[Items from an interface collection]
= Beginning of Section =

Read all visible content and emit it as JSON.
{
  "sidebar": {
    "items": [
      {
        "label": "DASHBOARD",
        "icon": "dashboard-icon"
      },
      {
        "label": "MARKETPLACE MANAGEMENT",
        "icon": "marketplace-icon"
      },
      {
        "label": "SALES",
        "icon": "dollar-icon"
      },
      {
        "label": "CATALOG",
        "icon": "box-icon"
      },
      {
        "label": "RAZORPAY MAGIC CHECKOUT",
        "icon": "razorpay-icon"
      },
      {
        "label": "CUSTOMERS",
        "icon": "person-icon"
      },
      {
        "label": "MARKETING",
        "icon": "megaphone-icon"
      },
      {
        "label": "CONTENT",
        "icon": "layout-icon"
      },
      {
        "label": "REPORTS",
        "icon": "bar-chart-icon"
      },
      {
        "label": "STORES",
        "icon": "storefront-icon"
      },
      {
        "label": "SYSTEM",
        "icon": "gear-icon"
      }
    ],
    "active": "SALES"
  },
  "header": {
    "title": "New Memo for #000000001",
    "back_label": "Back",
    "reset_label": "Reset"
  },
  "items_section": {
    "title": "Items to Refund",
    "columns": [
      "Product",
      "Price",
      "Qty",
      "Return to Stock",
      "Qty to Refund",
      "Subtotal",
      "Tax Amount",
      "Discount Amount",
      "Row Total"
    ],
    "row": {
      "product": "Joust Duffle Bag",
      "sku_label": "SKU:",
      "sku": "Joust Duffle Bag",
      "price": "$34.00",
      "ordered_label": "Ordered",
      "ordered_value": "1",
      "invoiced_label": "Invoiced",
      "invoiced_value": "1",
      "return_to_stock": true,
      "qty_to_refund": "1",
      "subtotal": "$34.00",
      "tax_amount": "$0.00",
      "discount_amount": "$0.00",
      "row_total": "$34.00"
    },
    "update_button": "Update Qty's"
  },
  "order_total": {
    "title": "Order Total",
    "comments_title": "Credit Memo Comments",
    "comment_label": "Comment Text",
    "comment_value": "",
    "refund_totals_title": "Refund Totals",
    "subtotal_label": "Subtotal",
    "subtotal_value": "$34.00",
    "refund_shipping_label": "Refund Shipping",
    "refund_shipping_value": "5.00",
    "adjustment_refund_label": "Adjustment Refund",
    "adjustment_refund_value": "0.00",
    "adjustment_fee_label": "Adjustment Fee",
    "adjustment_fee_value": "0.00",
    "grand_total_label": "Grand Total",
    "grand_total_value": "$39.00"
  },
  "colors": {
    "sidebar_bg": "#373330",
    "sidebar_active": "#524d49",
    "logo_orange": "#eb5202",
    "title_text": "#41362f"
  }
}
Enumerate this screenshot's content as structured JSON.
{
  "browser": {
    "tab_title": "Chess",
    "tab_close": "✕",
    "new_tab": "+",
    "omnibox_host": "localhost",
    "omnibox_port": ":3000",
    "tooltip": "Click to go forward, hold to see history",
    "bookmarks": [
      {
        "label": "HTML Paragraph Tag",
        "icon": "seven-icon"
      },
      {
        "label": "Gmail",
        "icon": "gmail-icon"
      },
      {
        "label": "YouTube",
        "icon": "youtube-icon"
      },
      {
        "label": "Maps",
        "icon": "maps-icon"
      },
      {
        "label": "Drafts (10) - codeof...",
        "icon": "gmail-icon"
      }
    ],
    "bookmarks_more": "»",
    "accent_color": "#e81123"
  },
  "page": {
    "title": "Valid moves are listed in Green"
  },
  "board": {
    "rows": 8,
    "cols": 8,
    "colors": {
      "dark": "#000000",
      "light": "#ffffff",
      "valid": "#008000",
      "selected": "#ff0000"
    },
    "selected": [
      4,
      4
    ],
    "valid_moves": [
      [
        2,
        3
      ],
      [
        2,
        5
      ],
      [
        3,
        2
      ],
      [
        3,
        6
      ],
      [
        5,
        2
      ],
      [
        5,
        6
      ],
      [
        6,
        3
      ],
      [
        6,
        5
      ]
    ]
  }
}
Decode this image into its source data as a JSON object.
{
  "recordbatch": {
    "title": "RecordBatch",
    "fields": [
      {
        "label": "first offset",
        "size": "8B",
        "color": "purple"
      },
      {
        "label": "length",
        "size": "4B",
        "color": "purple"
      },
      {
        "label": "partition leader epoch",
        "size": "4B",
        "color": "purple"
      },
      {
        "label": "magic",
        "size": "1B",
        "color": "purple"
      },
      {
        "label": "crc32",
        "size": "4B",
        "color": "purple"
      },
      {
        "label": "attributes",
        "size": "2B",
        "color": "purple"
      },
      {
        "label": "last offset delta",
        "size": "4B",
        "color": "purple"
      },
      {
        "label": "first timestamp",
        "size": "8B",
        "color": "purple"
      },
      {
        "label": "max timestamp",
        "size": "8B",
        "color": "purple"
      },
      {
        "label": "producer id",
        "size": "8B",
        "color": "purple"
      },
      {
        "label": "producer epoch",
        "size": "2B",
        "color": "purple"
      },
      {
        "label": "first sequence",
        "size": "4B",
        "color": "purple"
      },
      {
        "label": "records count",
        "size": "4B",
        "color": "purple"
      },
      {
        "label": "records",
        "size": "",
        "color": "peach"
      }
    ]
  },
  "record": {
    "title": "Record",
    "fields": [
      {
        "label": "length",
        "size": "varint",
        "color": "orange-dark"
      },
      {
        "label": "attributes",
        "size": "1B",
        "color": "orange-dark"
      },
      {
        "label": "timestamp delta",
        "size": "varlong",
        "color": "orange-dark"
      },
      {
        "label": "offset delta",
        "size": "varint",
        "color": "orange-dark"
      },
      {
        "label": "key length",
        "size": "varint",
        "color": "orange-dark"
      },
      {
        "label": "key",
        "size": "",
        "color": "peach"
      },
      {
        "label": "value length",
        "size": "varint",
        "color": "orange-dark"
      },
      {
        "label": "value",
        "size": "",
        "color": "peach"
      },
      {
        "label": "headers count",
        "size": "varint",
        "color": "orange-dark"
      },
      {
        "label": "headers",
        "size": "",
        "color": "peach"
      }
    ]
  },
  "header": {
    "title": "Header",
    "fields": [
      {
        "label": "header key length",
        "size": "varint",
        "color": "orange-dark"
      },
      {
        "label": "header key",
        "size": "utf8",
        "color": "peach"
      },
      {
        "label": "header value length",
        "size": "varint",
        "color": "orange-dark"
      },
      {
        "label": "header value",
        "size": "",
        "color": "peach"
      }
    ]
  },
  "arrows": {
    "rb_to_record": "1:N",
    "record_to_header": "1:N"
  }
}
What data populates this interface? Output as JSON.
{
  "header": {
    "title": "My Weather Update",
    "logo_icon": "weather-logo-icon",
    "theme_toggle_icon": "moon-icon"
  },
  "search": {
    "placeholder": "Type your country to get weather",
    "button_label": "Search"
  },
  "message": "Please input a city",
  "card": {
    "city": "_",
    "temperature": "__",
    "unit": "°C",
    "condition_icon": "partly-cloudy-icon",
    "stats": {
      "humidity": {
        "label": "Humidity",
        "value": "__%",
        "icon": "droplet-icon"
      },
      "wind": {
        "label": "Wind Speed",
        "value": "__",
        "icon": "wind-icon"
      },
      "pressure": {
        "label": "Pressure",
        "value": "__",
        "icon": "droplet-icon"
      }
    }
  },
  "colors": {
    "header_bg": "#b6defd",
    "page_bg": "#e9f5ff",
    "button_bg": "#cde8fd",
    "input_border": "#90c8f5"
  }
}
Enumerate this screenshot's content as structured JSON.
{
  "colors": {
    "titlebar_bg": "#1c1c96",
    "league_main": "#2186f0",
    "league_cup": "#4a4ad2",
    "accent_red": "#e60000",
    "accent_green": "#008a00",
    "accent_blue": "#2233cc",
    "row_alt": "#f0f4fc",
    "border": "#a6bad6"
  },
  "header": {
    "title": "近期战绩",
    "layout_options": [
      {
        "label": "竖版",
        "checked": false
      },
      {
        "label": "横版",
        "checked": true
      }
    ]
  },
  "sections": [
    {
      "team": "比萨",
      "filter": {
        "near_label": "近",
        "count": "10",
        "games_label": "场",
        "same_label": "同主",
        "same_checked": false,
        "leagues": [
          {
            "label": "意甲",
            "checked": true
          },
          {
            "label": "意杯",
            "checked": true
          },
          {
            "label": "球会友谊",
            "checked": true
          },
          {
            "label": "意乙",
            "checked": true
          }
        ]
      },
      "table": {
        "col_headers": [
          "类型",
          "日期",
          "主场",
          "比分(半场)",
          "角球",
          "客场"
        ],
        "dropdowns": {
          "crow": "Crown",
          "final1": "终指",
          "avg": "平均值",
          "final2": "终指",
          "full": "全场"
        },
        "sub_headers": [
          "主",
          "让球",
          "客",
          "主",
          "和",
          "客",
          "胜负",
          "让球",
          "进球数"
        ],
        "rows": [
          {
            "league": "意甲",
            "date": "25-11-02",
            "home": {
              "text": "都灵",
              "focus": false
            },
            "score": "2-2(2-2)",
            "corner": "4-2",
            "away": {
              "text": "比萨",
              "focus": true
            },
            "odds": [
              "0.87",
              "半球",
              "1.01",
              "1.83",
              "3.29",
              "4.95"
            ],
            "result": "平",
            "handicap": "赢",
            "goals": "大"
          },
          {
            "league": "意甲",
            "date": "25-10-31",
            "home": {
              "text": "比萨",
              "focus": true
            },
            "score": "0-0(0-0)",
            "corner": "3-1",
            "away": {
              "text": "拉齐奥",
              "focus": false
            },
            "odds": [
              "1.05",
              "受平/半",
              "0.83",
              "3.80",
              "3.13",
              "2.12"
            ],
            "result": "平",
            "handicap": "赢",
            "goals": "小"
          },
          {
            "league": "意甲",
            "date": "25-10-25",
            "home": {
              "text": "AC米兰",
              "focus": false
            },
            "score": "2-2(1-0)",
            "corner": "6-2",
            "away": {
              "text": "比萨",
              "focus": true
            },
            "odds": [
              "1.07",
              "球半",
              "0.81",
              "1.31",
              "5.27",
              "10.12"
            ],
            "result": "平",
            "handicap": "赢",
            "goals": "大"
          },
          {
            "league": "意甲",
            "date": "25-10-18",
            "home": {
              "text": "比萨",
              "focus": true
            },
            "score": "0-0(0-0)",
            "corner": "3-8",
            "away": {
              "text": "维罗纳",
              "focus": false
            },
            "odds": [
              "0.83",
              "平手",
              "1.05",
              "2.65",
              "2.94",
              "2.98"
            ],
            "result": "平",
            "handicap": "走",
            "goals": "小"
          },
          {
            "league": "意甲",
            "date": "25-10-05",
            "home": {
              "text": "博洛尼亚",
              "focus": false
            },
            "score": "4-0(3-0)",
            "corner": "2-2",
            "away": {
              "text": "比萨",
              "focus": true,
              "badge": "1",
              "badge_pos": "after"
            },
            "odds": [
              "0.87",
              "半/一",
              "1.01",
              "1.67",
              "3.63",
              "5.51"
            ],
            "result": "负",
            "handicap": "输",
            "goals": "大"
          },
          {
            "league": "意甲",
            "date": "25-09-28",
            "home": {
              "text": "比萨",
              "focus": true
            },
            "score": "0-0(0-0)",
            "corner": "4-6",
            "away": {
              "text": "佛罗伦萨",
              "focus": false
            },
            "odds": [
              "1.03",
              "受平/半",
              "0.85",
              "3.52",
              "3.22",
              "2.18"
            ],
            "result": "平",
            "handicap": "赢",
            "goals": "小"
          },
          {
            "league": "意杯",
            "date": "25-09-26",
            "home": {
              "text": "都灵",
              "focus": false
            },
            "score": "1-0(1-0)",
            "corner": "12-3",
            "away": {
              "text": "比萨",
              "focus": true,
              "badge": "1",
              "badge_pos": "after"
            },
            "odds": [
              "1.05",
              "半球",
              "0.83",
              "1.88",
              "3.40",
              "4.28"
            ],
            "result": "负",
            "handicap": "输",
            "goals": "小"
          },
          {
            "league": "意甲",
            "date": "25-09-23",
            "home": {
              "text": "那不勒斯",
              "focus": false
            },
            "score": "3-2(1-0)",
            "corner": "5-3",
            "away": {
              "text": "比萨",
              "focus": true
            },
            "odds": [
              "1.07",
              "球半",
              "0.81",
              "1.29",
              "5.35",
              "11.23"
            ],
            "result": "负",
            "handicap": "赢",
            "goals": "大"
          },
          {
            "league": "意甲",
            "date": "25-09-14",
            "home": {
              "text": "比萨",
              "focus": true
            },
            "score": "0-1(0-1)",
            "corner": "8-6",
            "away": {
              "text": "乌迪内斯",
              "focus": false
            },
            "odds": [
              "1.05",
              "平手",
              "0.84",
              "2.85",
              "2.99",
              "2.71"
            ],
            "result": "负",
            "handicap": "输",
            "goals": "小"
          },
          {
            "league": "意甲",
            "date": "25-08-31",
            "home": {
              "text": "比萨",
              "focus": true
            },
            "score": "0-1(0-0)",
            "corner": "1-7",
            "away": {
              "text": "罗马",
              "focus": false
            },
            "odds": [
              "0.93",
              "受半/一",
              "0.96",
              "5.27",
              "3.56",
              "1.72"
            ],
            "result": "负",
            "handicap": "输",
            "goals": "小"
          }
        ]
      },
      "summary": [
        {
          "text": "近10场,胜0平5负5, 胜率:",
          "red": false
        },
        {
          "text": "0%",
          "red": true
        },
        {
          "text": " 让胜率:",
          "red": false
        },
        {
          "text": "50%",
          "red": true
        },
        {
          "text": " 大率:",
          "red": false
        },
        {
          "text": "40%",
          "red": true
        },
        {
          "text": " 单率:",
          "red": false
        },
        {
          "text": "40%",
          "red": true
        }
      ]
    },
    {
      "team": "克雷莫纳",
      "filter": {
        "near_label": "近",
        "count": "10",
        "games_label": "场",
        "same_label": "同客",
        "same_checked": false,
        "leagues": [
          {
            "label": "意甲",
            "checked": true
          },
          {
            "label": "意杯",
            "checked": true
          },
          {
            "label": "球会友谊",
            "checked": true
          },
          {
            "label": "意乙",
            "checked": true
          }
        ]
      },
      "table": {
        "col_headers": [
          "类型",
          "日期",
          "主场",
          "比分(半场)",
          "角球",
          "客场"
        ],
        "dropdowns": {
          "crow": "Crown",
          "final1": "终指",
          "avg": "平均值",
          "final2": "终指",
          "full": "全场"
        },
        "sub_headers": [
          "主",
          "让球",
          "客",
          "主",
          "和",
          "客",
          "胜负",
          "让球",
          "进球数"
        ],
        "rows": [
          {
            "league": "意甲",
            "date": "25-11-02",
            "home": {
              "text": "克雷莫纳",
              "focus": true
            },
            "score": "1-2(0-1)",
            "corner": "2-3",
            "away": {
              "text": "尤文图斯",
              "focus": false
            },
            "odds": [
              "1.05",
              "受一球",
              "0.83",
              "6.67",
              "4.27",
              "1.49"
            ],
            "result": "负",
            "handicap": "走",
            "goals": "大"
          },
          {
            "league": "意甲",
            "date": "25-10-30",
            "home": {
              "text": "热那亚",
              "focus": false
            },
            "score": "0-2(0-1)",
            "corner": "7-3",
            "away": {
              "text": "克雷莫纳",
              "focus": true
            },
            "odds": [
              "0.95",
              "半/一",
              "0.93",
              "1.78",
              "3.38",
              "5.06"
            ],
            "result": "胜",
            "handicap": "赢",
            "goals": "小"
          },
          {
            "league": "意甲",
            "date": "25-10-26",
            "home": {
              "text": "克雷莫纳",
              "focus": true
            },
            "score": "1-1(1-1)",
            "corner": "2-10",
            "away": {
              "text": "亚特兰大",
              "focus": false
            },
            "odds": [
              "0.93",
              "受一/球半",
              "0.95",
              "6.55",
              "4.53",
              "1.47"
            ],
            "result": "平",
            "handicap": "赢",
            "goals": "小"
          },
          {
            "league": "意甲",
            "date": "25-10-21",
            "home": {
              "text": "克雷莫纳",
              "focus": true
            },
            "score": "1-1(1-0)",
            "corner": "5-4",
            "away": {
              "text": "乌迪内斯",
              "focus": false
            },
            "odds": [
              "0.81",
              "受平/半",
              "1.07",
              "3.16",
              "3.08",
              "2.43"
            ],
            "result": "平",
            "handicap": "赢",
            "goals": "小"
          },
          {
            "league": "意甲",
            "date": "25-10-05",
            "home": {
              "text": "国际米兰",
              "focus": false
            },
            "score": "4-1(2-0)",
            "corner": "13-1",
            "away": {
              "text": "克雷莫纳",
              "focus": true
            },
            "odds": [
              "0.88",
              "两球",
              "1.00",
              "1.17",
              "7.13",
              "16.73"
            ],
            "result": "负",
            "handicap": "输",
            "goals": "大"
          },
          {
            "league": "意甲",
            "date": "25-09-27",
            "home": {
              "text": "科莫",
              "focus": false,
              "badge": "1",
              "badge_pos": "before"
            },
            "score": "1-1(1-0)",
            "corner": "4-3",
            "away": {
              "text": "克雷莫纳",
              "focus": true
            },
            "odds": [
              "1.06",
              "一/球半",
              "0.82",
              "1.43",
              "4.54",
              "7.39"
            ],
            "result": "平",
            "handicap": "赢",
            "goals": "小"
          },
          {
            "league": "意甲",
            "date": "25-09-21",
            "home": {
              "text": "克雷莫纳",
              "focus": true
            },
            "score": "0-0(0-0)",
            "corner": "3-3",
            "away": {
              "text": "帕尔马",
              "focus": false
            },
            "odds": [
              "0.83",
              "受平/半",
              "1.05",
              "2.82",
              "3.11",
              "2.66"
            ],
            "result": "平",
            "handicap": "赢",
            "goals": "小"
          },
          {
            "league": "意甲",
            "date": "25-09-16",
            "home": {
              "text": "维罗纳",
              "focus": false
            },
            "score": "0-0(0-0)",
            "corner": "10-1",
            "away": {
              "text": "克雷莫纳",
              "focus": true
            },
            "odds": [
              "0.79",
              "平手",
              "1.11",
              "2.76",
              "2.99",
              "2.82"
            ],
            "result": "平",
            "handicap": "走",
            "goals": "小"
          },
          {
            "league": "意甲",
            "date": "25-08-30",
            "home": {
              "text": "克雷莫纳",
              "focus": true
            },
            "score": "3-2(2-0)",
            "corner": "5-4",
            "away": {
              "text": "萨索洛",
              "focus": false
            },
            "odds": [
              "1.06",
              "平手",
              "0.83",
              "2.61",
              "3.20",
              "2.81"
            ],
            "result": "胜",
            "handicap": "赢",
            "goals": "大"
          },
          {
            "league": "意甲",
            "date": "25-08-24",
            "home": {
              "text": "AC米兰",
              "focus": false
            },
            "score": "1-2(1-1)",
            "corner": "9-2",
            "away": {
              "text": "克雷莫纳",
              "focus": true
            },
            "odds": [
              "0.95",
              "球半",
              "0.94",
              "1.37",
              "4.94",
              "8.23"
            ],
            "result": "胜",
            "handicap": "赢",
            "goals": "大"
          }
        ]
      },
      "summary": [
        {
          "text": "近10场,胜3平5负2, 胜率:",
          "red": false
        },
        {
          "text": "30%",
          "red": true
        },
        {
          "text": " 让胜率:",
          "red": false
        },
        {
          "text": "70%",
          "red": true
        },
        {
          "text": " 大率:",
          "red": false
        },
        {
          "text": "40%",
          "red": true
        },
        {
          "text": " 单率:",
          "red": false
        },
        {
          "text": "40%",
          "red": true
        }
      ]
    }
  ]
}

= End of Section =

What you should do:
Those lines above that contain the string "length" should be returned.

Reply to the exercise:
        "label": "length",
        "label": "length",
        "label": "key length",
        "label": "value length",
        "label": "header key length",
        "label": "header value length",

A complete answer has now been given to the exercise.